Financial stewardship is a heart matter, panel says
August 17th, 2017 / By: Erin Roach | TEXAN Correspondent / comments
PHOENIX—Good financial stewardship stems from a right relationship with God, and the Bible has plenty to say about managing God’s resources God’s way, a group of pastors said during the President’s Panel on Stewardship June 14 at the annual meeting of the Southern Baptist Convention in Phoenix.
Led by SBC President Steve Gaines, the panel consisted of Hance Dilbeck, pastor of Quail Springs Baptist Church in Oklahoma City; Jordan Easley, pastor of Englewood Baptist Church in Jackson, Tenn.; Ronnie Floyd, pastor of Cross Church in Springdale, Ark.; Frank Page, president of the SBC Executive Committee; K. Marshall Williams, pastor of Nazarene Baptist Church in Philadelphia; and Chris Brown of Ramsey Solutions in Nashville, Tenn.
In a culture where the average American spends $1.26 for every dollar earned and 70 percent of Americans are living paycheck to paycheck, the church must teach God’s way of handling money because Americans will naturally gravitate toward the world’s way, Brown said.

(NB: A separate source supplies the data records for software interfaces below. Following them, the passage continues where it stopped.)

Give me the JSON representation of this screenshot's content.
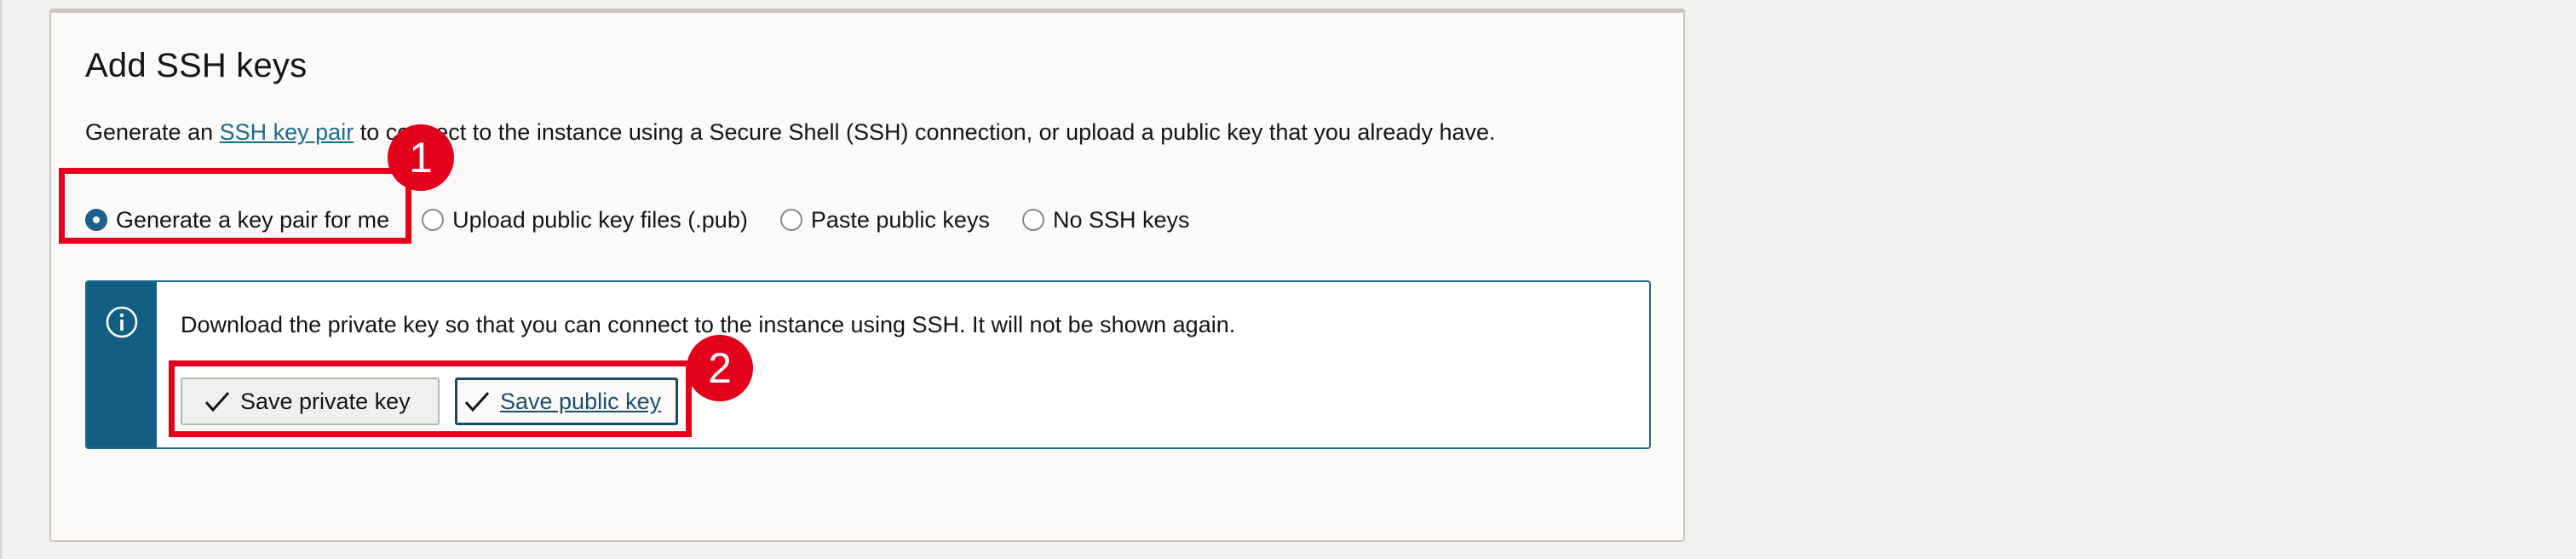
{
  "section": {
    "title": "Add SSH keys",
    "intro_before": "Generate an ",
    "intro_link": "SSH key pair",
    "intro_after": " to connect to the instance using a Secure Shell (SSH) connection, or upload a public key that you already have."
  },
  "ssh_options": [
    {
      "label": "Generate a key pair for me",
      "checked": true
    },
    {
      "label": "Upload public key files (.pub)",
      "checked": false
    },
    {
      "label": "Paste public keys",
      "checked": false
    },
    {
      "label": "No SSH keys",
      "checked": false
    }
  ],
  "info": {
    "icon": "info-icon",
    "message": "Download the private key so that you can connect to the instance using SSH. It will not be shown again."
  },
  "buttons": {
    "save_private": "Save private key",
    "save_public": "Save public key"
  },
  "annotations": {
    "badge_1": "1",
    "badge_2": "2",
    "highlight_color": "#e2001a"
  },
  "colors": {
    "accent": "#125f83",
    "link": "#1b6a8f"
  }
}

“The world is doing a great job of teaching their way,” Brown said, adding that God’s way is based on gratitude while the world’s way is tied to entitlement.
Stewardship is about lordship, Dilbeck said, “so when people are struggling with stewardship, there is that sense of a deeper issue about lordship.” He noted that the Apostle Paul teaching on financial stewardship in 2 Corinthians points to the cross.

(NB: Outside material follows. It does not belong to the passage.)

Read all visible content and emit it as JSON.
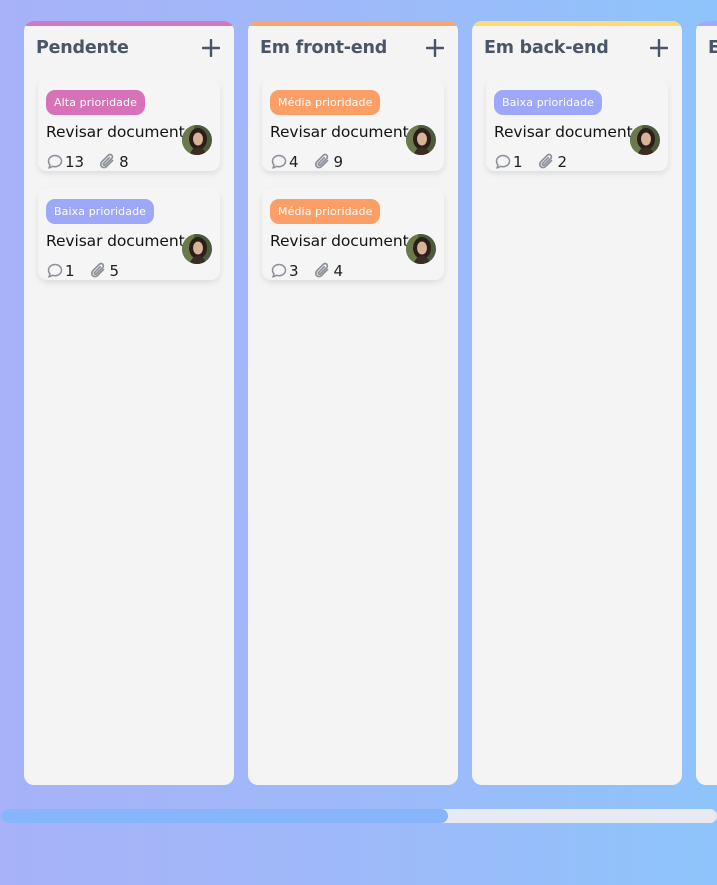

“He doesn’t talk about money,” Dilbeck said. “He talks to them about what Jesus has done for us on the cross and how we owe him everything. Oftentimes, I find that people who are struggling with financial stewardship have never really gotten ahold of the lordship of Christ—him owning everything.”
Williams said he considers believers God’s trustees, and each year he leads his church in a series on stewardship. “Many times people’s hearts are right in their wallets, in their pocketbooks,” Williams said. “I figure if you get the heart, you’ve got the wallet.”
One way to preach about stewardship unashamedly, Floyd said, is to encourage believers through personal testimony. Tell the story of how God impacts individual lives through giving, he said. “It’s grounded in the doctrine of God, that God owns absolutely everything and I own absolutely nothing,” Floyd said.
Easley said that if the Word of God addresses it, the preacher of God’s Word ought to address it. “There’s a lot of things we’d love to avoid, but this is one of those things that I believe as shepherds of hearts we have to teach people how to express love to the Lord,” Easley said. “I believe that giving is attached to the expression of love.”
Page said there’s a fear today based on people saying, “All the church wants is our money.” This can cause pastors, he noted, to shrink back from addressing financial stewardship. But Page uses Scripture to teach people what Jesus said about money, and he tries to get them to understand that he’s not trying to get their money but to help them be free.
“When you start doing what God says, you’re going to experience financial freedom because God’s going to be able to take [your finances] farther than what you were doing with whatever it was you were keeping,” Page said.
Dilbeck said some people have lived so long under the pressure of debt that they’ve come to embrace it as a normal way of life.
“They don’t understand the burden, the way it affects a woman’s sense of security in the home, a man’s sense of respect, and that struggle starts moving to the core,” Dilbeck said. “Some of it is helping people understand there is a different way. They don’t have to live the way the rest of the world is living.”
Tithing is a learned spiritual discipline, Dilbeck said, such as prayer, worship and sharing the gospel. “When a child learns to tithe, they’re learning to order their financial life. It’s one of the best things we can do for a young person as we raise them up,” Dilbeck said.
Gaines, pastor of Memphis-area Bellevue Baptist Church in Cordova, Tenn., said his children remember him tearing up credit card applications that would come in the mail.
“Just because they say you qualify doesn’t mean you qualify,” Gaines said. “… If you mortgage the future to pay for the present, you’re in a lot of trouble.”
Page said he grew up in a poor home and was humiliated by calls from debt collectors as a child. He taught his daughters to live by the 80-10-10 principle, which means giving the first tenth of the income to God, saving another tenth and living on 80 percent.